# [Task brief]
Which lines of the records contain the word "data"? Copy each one.

[Records from a collection]
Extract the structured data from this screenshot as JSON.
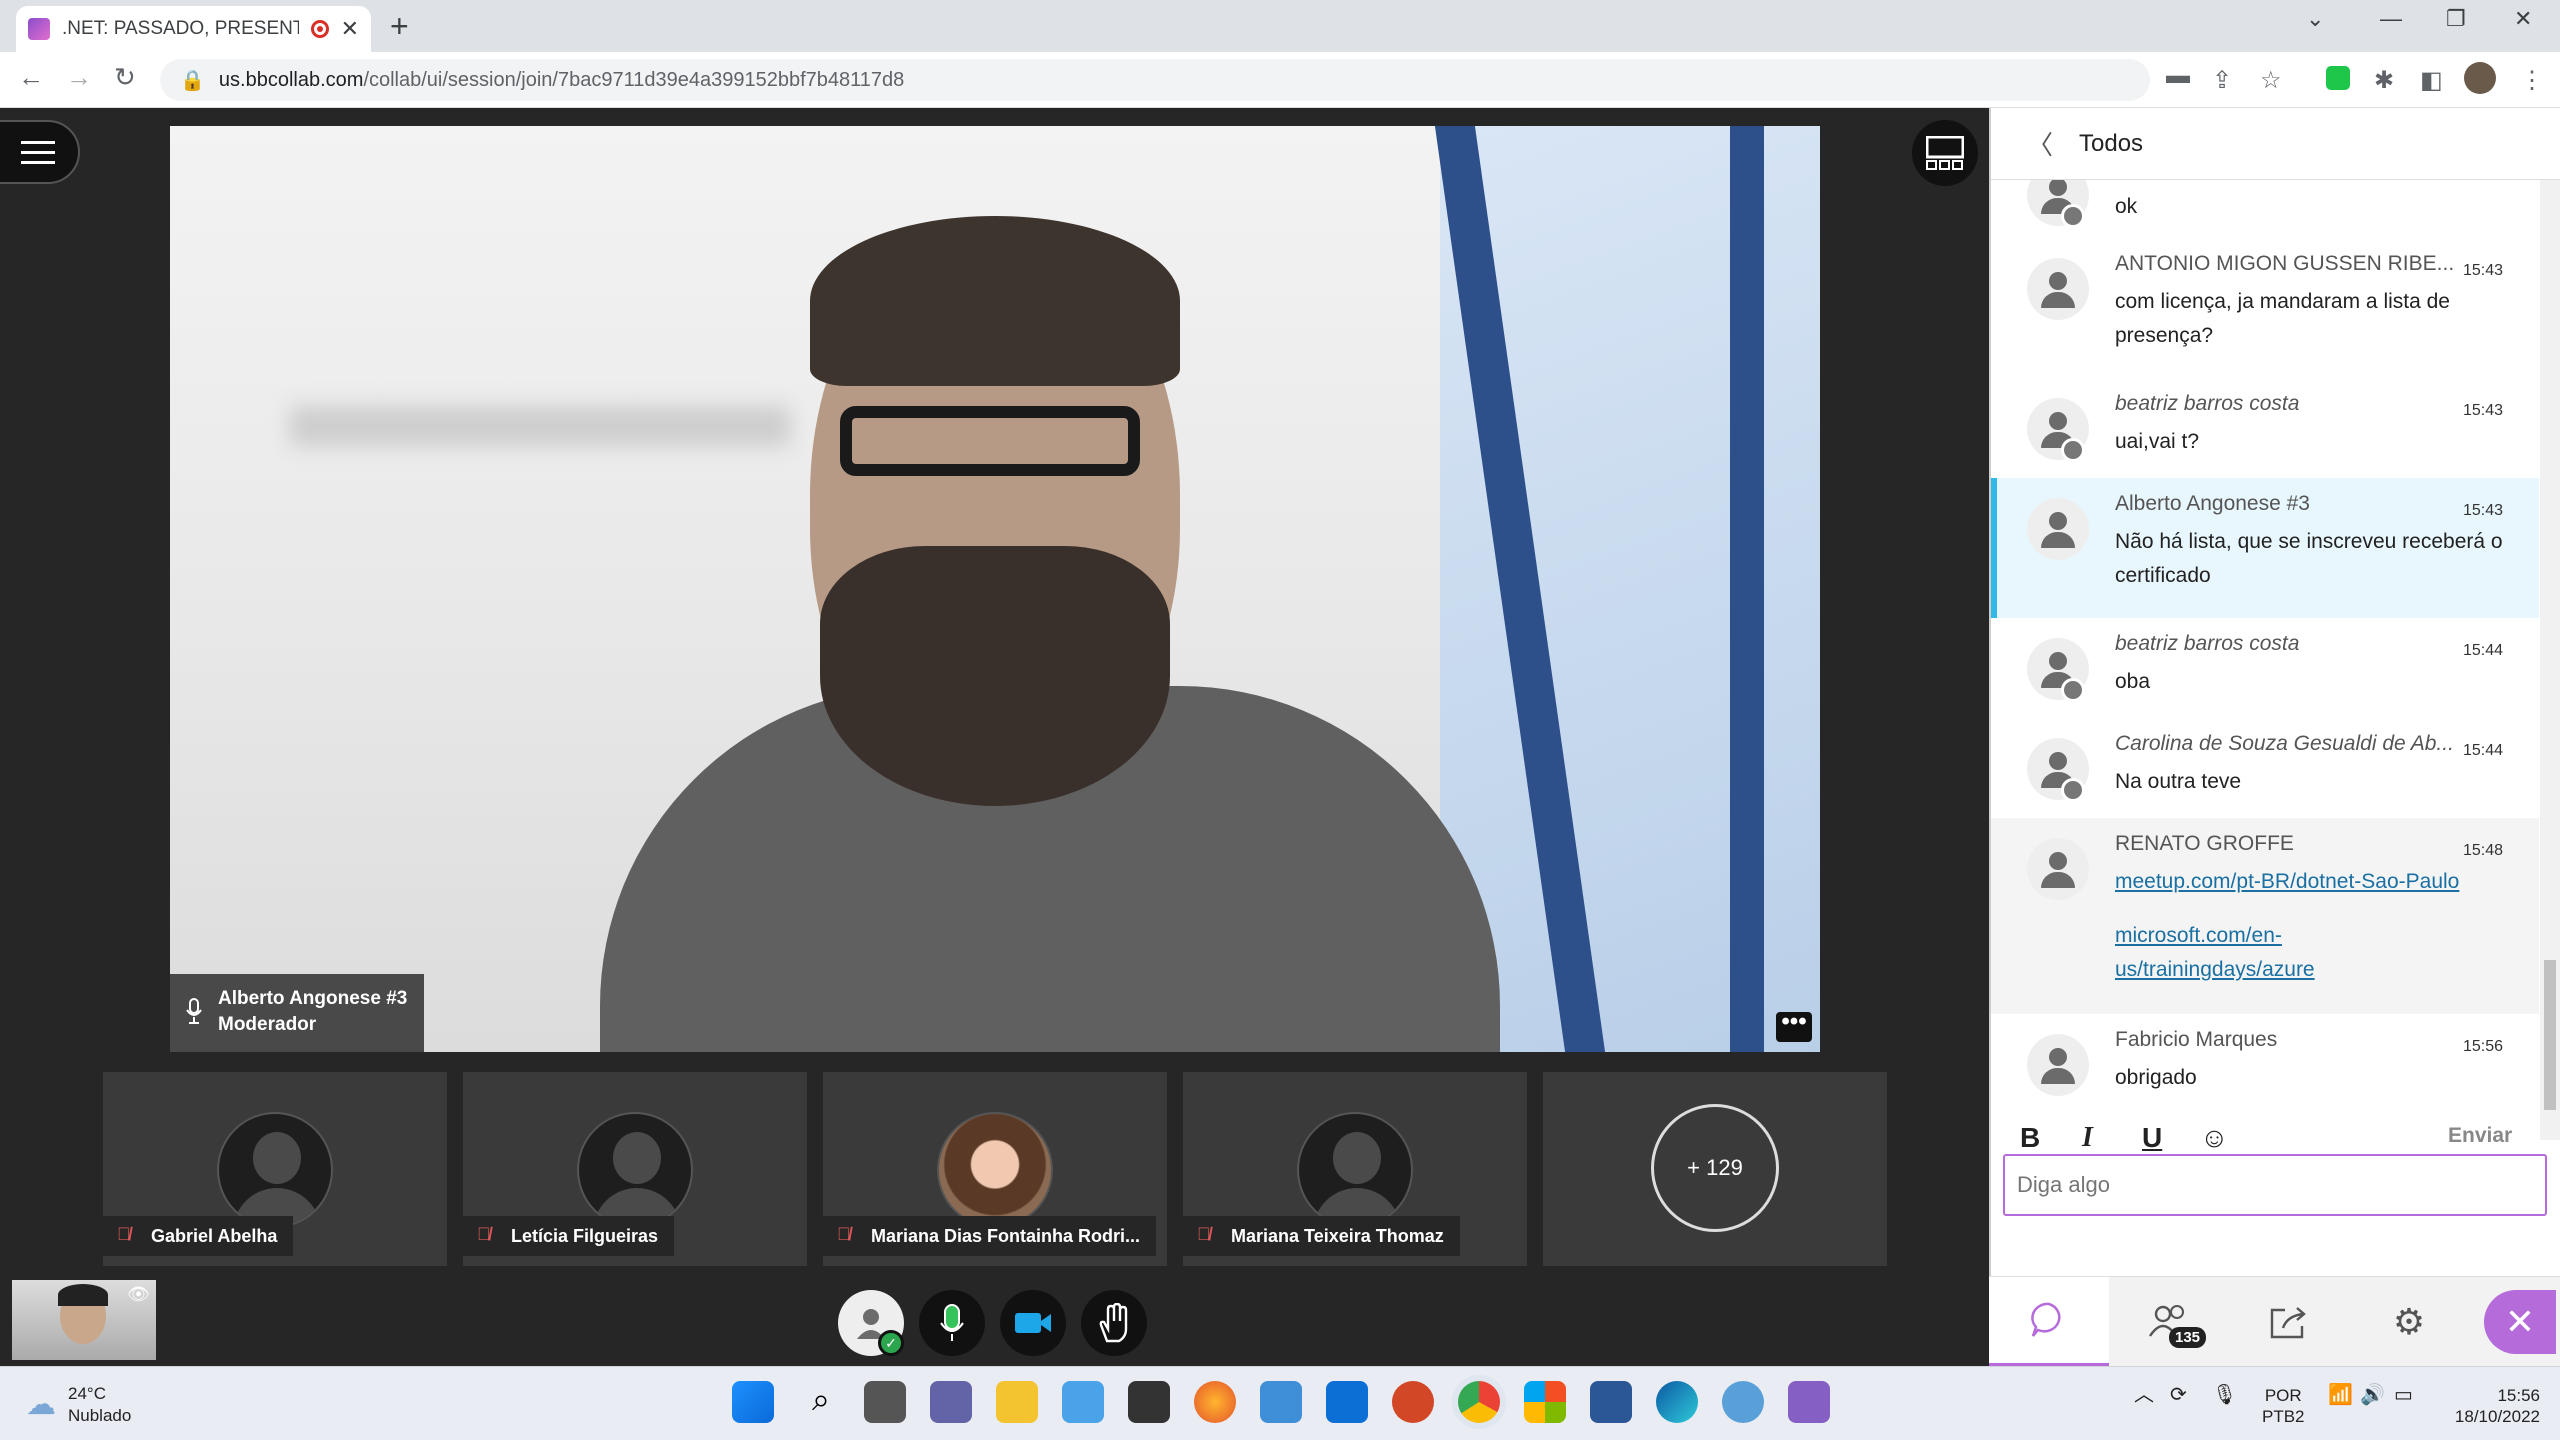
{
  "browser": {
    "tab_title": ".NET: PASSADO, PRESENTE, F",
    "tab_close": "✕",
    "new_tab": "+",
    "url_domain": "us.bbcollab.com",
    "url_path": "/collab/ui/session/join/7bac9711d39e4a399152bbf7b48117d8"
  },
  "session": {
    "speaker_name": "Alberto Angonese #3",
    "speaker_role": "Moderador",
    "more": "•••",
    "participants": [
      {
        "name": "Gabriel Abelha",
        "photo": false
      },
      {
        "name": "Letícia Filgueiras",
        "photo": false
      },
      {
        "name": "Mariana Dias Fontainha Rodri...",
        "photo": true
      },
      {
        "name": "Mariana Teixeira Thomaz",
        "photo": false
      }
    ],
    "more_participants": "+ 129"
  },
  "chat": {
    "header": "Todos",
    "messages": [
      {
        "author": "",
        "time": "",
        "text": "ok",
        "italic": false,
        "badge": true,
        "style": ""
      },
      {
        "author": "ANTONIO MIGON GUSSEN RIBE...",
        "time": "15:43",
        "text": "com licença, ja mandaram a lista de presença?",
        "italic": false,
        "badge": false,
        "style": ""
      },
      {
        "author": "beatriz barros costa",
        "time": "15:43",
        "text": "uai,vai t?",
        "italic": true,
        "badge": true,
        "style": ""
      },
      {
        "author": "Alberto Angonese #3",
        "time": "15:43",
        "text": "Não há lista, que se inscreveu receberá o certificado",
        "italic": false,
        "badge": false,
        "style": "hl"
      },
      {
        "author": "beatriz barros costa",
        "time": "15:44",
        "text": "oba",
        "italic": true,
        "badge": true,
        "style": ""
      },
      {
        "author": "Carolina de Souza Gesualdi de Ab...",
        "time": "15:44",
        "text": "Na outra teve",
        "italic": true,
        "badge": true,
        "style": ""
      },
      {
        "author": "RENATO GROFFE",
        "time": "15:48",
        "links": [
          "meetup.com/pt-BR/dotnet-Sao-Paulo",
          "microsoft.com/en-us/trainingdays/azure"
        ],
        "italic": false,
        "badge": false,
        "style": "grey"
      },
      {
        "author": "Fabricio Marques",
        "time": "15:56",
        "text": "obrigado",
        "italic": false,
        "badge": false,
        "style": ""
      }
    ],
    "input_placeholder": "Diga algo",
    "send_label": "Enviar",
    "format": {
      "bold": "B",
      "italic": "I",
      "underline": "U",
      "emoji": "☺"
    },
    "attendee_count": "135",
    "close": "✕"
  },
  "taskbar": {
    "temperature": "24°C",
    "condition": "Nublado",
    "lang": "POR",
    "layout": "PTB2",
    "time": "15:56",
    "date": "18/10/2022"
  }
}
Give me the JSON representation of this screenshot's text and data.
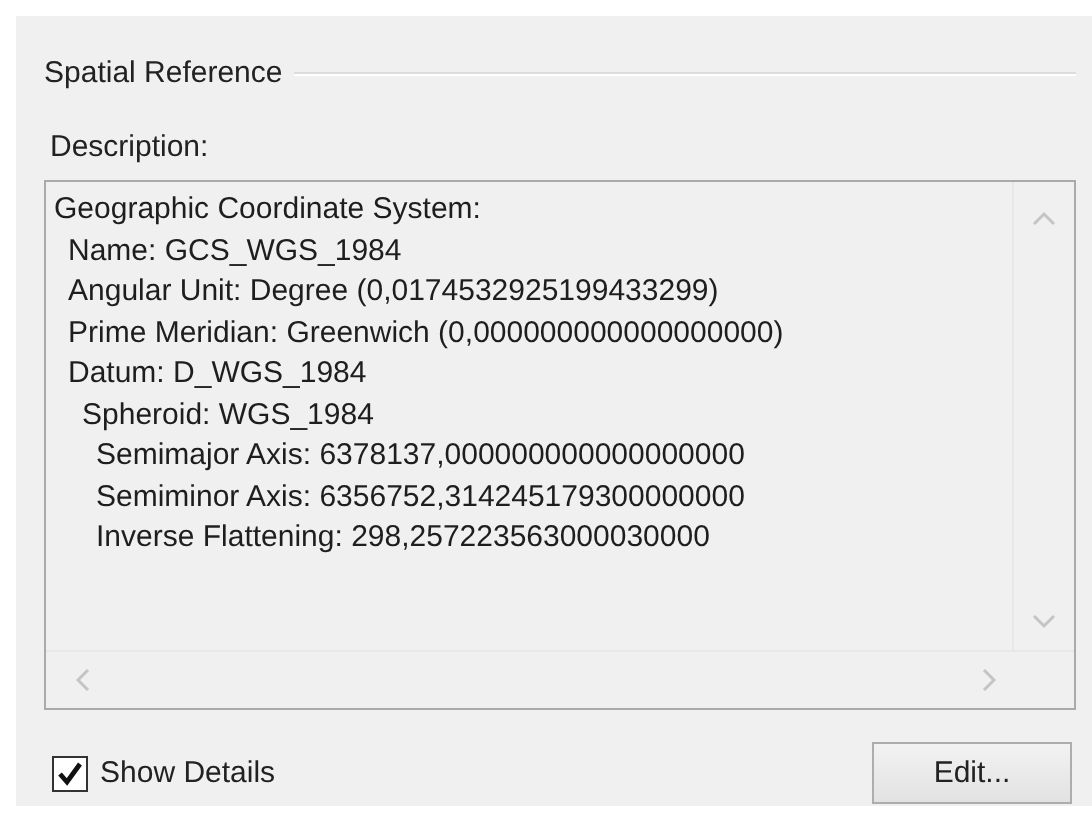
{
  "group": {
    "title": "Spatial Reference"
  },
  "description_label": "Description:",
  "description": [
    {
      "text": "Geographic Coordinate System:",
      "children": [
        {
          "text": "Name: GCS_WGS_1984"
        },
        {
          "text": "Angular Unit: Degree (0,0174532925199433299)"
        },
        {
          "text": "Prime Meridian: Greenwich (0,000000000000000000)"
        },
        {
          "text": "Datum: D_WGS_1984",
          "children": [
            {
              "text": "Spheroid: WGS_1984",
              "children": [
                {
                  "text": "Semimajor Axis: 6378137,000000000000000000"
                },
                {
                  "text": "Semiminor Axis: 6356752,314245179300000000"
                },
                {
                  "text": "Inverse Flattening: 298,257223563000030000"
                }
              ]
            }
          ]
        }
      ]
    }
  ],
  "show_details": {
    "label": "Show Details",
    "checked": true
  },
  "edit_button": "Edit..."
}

# [Output of the exercise]
Extract the structured data from this screenshot as JSON.
Give me the JSON representation of this screenshot's text and data.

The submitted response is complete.